WHAT YOU NEED TO DO: Copy every record that appears below, exactly as it stands.

EXTRACTED RECORDS:
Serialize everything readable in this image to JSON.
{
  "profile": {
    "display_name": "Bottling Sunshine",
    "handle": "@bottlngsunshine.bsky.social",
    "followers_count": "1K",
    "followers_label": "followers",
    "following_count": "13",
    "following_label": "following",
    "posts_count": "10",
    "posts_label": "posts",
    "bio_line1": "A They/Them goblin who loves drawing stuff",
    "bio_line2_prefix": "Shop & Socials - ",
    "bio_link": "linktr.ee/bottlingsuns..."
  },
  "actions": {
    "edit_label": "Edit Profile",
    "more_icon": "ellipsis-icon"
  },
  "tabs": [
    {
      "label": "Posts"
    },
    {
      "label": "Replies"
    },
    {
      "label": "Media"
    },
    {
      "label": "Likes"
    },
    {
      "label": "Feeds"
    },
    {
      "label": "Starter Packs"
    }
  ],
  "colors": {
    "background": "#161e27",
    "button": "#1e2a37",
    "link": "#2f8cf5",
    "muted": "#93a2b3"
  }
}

EXERCISE RESPONSE:
Serialize everything readable in this image to JSON.
{
  "profile": {
    "display_name": "Bottling Sunshine",
    "handle": "@bottlngsunshine.bsky.social",
    "followers_count": "1K",
    "followers_label": "followers",
    "following_count": "13",
    "following_label": "following",
    "posts_count": "10",
    "posts_label": "posts",
    "bio_line1": "A They/Them goblin who loves drawing stuff",
    "bio_line2_prefix": "Shop & Socials - ",
    "bio_link": "linktr.ee/bottlingsuns..."
  },
  "actions": {
    "edit_label": "Edit Profile",
    "more_icon": "ellipsis-icon"
  },
  "tabs": [
    {
      "label": "Posts"
    },
    {
      "label": "Replies"
    },
    {
      "label": "Media"
    },
    {
      "label": "Likes"
    },
    {
      "label": "Feeds"
    },
    {
      "label": "Starter Packs"
    }
  ],
  "colors": {
    "background": "#161e27",
    "button": "#1e2a37",
    "link": "#2f8cf5",
    "muted": "#93a2b3"
  }
}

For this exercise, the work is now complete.